“Just two weeks into L.A. Philharmonic’s centenary season, the farsighted orchestra … has already debuted several significant works, including local composer Andrew Norman’s ambitious environmental-temporal orchestral epic Sustain,” writes Falling James in Monday’s (10/8) LA Weekly. Conducted by Music Director Gustavo Dudamel, “the roughly 45-minute instrumental piece was the centerpiece of the orchestra’s official season opener…. Sustain opened with long, slow waves of icy strings…. A streak of clarinet was followed by simmering, momentous cymbals as the composer evoked the passage of time…. Norman explained he was playing with ‘the idea that time is this exponential thing.’ … Sustain unfolded steadily and built a creeping intensity and somber, unsettling mood…. Sometimes the strings subsided, leaving behind a network of horns and percussion.

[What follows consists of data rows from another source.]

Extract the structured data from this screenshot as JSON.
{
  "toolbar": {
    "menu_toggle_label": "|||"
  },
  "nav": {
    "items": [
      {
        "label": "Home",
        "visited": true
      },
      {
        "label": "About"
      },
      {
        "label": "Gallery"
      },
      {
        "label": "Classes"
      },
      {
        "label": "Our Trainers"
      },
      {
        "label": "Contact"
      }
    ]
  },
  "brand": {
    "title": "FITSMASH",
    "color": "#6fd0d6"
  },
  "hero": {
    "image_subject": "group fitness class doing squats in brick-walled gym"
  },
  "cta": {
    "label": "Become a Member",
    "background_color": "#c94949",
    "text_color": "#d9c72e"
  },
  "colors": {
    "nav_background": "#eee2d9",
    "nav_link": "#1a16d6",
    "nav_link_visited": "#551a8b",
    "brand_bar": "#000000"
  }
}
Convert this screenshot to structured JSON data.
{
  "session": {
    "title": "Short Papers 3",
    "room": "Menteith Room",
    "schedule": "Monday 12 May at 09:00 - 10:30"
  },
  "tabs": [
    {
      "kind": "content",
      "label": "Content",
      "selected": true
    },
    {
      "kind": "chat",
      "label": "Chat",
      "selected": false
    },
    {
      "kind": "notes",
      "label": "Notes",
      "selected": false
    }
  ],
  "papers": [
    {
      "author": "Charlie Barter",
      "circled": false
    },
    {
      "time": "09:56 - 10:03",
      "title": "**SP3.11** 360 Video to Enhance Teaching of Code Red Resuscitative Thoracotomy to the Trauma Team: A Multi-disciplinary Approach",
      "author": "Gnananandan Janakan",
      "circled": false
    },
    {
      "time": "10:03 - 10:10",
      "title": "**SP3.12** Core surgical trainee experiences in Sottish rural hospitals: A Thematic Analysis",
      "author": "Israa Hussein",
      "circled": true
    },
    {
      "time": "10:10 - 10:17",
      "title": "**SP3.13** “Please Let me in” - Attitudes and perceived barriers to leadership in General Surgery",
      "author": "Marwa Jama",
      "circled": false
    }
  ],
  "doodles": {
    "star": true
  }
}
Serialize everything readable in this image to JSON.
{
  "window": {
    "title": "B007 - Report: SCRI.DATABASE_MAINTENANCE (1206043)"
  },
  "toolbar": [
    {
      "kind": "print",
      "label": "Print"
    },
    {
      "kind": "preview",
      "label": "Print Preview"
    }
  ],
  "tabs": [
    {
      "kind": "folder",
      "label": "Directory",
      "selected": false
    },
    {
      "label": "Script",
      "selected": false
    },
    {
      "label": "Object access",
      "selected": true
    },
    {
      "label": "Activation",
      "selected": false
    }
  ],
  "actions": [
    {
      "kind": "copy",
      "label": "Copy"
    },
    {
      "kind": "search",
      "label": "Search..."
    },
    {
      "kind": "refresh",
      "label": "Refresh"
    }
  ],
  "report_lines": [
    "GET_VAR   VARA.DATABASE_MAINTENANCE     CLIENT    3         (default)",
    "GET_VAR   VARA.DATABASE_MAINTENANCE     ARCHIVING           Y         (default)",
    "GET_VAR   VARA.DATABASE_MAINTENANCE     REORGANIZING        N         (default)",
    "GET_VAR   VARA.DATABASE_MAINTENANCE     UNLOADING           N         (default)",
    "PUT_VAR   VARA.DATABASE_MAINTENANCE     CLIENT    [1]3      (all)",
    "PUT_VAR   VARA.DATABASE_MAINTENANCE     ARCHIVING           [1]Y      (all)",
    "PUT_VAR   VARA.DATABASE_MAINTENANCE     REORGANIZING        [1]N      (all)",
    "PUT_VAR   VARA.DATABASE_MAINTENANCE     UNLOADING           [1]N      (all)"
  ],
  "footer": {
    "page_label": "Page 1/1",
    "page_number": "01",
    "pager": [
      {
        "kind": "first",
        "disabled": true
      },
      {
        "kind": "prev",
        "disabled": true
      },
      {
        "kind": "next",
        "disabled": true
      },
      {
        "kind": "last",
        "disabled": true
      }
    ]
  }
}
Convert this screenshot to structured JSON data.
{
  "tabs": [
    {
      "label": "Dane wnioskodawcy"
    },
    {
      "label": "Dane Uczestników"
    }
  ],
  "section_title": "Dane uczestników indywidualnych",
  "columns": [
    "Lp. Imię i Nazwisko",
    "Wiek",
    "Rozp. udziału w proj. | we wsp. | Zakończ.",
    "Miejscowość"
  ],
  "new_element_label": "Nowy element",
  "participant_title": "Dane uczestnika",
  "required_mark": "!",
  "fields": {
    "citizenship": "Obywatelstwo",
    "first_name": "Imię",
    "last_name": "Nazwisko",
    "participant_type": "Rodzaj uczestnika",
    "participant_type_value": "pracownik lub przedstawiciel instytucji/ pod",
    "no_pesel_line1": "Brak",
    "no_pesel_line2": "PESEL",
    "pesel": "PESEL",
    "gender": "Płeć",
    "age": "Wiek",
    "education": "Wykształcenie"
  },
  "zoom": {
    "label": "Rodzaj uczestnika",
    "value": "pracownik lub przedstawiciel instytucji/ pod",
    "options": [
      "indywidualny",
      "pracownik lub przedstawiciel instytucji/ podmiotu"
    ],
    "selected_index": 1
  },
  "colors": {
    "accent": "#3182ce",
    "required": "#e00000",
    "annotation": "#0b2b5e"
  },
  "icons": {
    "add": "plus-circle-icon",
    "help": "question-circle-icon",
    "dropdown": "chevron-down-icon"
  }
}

When the strings rushed back in, everything sped up, and individual parts mimicked the pitch-bending Doppler effect of automobile horns approaching and passing by…. Spare, bittersweet flecks from [two] pianos melted into a retreating tide of foam and spaces as Sustain wound down gently…. The work lingered enough in the memory afterward that the busy, sunny streets and skyscrapers of downtown L.A. seemed like shiny baubles perched only temporarily on the spine of the moving Earth.”

Posted October 11, 2018

In photo: Composer Andrew Norman, whose “Sustain” was premiered by the Los Angeles Philharmonic last weekend